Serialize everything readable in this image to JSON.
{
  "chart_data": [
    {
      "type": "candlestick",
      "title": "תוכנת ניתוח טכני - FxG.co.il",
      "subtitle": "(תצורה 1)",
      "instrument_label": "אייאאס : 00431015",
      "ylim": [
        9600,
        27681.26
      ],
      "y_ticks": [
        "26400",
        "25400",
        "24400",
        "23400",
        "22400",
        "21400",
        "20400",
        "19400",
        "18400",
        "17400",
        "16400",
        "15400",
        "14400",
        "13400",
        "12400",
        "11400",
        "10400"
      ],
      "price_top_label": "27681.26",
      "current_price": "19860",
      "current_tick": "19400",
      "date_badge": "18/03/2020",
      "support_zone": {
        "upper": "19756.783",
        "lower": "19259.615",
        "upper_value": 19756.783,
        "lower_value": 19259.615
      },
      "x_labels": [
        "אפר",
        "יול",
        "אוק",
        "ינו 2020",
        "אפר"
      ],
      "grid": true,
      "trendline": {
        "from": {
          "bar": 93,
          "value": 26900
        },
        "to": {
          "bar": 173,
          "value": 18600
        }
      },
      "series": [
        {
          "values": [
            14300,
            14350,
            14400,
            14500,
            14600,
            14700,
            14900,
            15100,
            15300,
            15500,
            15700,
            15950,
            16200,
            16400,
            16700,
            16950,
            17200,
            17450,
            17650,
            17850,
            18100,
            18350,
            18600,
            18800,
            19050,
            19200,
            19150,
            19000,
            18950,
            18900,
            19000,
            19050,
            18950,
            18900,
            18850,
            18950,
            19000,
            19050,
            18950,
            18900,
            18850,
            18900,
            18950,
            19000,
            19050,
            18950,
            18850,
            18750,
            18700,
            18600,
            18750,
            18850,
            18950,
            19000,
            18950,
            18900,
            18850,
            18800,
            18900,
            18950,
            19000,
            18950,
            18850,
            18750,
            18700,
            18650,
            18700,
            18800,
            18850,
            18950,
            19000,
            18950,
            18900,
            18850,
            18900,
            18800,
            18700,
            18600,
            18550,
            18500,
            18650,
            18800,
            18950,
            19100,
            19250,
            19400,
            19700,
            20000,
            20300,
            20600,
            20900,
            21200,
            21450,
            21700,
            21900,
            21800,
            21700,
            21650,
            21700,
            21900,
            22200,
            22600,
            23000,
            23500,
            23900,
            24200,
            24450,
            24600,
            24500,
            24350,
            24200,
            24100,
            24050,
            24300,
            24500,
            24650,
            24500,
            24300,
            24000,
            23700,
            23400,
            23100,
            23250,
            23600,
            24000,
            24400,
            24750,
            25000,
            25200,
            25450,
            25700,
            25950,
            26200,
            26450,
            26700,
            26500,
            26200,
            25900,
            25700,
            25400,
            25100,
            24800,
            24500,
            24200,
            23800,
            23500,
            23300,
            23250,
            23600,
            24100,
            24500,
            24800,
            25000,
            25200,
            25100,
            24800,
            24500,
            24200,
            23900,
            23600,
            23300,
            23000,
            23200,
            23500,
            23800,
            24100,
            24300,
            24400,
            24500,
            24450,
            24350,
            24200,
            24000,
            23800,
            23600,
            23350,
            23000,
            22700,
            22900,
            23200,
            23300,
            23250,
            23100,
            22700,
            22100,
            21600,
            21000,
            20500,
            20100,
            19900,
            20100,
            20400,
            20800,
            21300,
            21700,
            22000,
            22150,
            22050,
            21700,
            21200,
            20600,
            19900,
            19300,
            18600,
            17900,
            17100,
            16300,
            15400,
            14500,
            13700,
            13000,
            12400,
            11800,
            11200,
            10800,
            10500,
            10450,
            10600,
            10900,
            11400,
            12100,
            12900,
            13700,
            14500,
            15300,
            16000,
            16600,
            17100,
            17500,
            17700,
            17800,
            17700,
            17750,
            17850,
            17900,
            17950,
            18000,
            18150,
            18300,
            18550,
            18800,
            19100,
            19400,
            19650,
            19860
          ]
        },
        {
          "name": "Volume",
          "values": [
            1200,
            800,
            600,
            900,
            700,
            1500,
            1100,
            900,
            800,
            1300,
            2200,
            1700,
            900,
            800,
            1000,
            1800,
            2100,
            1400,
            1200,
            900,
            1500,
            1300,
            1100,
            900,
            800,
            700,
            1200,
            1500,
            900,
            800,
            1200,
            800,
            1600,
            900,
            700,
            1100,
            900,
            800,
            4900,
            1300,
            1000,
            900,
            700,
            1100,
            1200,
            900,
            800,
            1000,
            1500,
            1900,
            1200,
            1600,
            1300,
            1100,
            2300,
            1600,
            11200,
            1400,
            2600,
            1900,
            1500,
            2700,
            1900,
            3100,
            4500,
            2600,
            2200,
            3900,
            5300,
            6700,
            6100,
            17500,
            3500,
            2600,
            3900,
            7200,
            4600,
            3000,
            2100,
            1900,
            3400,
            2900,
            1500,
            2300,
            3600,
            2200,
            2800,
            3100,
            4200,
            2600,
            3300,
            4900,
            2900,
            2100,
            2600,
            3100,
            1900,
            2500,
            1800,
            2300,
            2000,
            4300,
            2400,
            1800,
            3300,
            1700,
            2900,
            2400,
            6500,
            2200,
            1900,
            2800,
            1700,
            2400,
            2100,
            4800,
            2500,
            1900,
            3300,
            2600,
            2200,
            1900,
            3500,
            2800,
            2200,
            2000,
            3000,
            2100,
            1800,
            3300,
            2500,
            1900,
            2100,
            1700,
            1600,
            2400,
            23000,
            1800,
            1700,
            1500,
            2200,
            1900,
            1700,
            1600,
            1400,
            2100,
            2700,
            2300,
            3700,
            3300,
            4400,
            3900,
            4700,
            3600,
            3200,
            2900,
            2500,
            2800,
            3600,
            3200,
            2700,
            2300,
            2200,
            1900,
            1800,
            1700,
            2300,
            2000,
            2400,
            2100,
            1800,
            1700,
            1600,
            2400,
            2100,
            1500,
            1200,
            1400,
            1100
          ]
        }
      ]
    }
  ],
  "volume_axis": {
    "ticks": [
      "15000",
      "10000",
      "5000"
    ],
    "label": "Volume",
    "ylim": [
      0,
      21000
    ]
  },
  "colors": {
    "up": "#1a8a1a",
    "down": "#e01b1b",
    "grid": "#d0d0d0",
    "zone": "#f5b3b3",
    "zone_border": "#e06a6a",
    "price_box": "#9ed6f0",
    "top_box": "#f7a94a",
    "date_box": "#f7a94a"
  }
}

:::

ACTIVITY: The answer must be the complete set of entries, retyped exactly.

RESPONSE TO THE TASK:
Serialize everything readable in this image to JSON.
{
  "chart_data": [
    {
      "type": "candlestick",
      "title": "תוכנת ניתוח טכני - FxG.co.il",
      "subtitle": "(תצורה 1)",
      "instrument_label": "אייאאס : 00431015",
      "ylim": [
        9600,
        27681.26
      ],
      "y_ticks": [
        "26400",
        "25400",
        "24400",
        "23400",
        "22400",
        "21400",
        "20400",
        "19400",
        "18400",
        "17400",
        "16400",
        "15400",
        "14400",
        "13400",
        "12400",
        "11400",
        "10400"
      ],
      "price_top_label": "27681.26",
      "current_price": "19860",
      "current_tick": "19400",
      "date_badge": "18/03/2020",
      "support_zone": {
        "upper": "19756.783",
        "lower": "19259.615",
        "upper_value": 19756.783,
        "lower_value": 19259.615
      },
      "x_labels": [
        "אפר",
        "יול",
        "אוק",
        "ינו 2020",
        "אפר"
      ],
      "grid": true,
      "trendline": {
        "from": {
          "bar": 93,
          "value": 26900
        },
        "to": {
          "bar": 173,
          "value": 18600
        }
      },
      "series": [
        {
          "values": [
            14300,
            14350,
            14400,
            14500,
            14600,
            14700,
            14900,
            15100,
            15300,
            15500,
            15700,
            15950,
            16200,
            16400,
            16700,
            16950,
            17200,
            17450,
            17650,
            17850,
            18100,
            18350,
            18600,
            18800,
            19050,
            19200,
            19150,
            19000,
            18950,
            18900,
            19000,
            19050,
            18950,
            18900,
            18850,
            18950,
            19000,
            19050,
            18950,
            18900,
            18850,
            18900,
            18950,
            19000,
            19050,
            18950,
            18850,
            18750,
            18700,
            18600,
            18750,
            18850,
            18950,
            19000,
            18950,
            18900,
            18850,
            18800,
            18900,
            18950,
            19000,
            18950,
            18850,
            18750,
            18700,
            18650,
            18700,
            18800,
            18850,
            18950,
            19000,
            18950,
            18900,
            18850,
            18900,
            18800,
            18700,
            18600,
            18550,
            18500,
            18650,
            18800,
            18950,
            19100,
            19250,
            19400,
            19700,
            20000,
            20300,
            20600,
            20900,
            21200,
            21450,
            21700,
            21900,
            21800,
            21700,
            21650,
            21700,
            21900,
            22200,
            22600,
            23000,
            23500,
            23900,
            24200,
            24450,
            24600,
            24500,
            24350,
            24200,
            24100,
            24050,
            24300,
            24500,
            24650,
            24500,
            24300,
            24000,
            23700,
            23400,
            23100,
            23250,
            23600,
            24000,
            24400,
            24750,
            25000,
            25200,
            25450,
            25700,
            25950,
            26200,
            26450,
            26700,
            26500,
            26200,
            25900,
            25700,
            25400,
            25100,
            24800,
            24500,
            24200,
            23800,
            23500,
            23300,
            23250,
            23600,
            24100,
            24500,
            24800,
            25000,
            25200,
            25100,
            24800,
            24500,
            24200,
            23900,
            23600,
            23300,
            23000,
            23200,
            23500,
            23800,
            24100,
            24300,
            24400,
            24500,
            24450,
            24350,
            24200,
            24000,
            23800,
            23600,
            23350,
            23000,
            22700,
            22900,
            23200,
            23300,
            23250,
            23100,
            22700,
            22100,
            21600,
            21000,
            20500,
            20100,
            19900,
            20100,
            20400,
            20800,
            21300,
            21700,
            22000,
            22150,
            22050,
            21700,
            21200,
            20600,
            19900,
            19300,
            18600,
            17900,
            17100,
            16300,
            15400,
            14500,
            13700,
            13000,
            12400,
            11800,
            11200,
            10800,
            10500,
            10450,
            10600,
            10900,
            11400,
            12100,
            12900,
            13700,
            14500,
            15300,
            16000,
            16600,
            17100,
            17500,
            17700,
            17800,
            17700,
            17750,
            17850,
            17900,
            17950,
            18000,
            18150,
            18300,
            18550,
            18800,
            19100,
            19400,
            19650,
            19860
          ]
        },
        {
          "name": "Volume",
          "values": [
            1200,
            800,
            600,
            900,
            700,
            1500,
            1100,
            900,
            800,
            1300,
            2200,
            1700,
            900,
            800,
            1000,
            1800,
            2100,
            1400,
            1200,
            900,
            1500,
            1300,
            1100,
            900,
            800,
            700,
            1200,
            1500,
            900,
            800,
            1200,
            800,
            1600,
            900,
            700,
            1100,
            900,
            800,
            4900,
            1300,
            1000,
            900,
            700,
            1100,
            1200,
            900,
            800,
            1000,
            1500,
            1900,
            1200,
            1600,
            1300,
            1100,
            2300,
            1600,
            11200,
            1400,
            2600,
            1900,
            1500,
            2700,
            1900,
            3100,
            4500,
            2600,
            2200,
            3900,
            5300,
            6700,
            6100,
            17500,
            3500,
            2600,
            3900,
            7200,
            4600,
            3000,
            2100,
            1900,
            3400,
            2900,
            1500,
            2300,
            3600,
            2200,
            2800,
            3100,
            4200,
            2600,
            3300,
            4900,
            2900,
            2100,
            2600,
            3100,
            1900,
            2500,
            1800,
            2300,
            2000,
            4300,
            2400,
            1800,
            3300,
            1700,
            2900,
            2400,
            6500,
            2200,
            1900,
            2800,
            1700,
            2400,
            2100,
            4800,
            2500,
            1900,
            3300,
            2600,
            2200,
            1900,
            3500,
            2800,
            2200,
            2000,
            3000,
            2100,
            1800,
            3300,
            2500,
            1900,
            2100,
            1700,
            1600,
            2400,
            23000,
            1800,
            1700,
            1500,
            2200,
            1900,
            1700,
            1600,
            1400,
            2100,
            2700,
            2300,
            3700,
            3300,
            4400,
            3900,
            4700,
            3600,
            3200,
            2900,
            2500,
            2800,
            3600,
            3200,
            2700,
            2300,
            2200,
            1900,
            1800,
            1700,
            2300,
            2000,
            2400,
            2100,
            1800,
            1700,
            1600,
            2400,
            2100,
            1500,
            1200,
            1400,
            1100
          ]
        }
      ]
    }
  ],
  "volume_axis": {
    "ticks": [
      "15000",
      "10000",
      "5000"
    ],
    "label": "Volume",
    "ylim": [
      0,
      21000
    ]
  },
  "colors": {
    "up": "#1a8a1a",
    "down": "#e01b1b",
    "grid": "#d0d0d0",
    "zone": "#f5b3b3",
    "zone_border": "#e06a6a",
    "price_box": "#9ed6f0",
    "top_box": "#f7a94a",
    "date_box": "#f7a94a"
  }
}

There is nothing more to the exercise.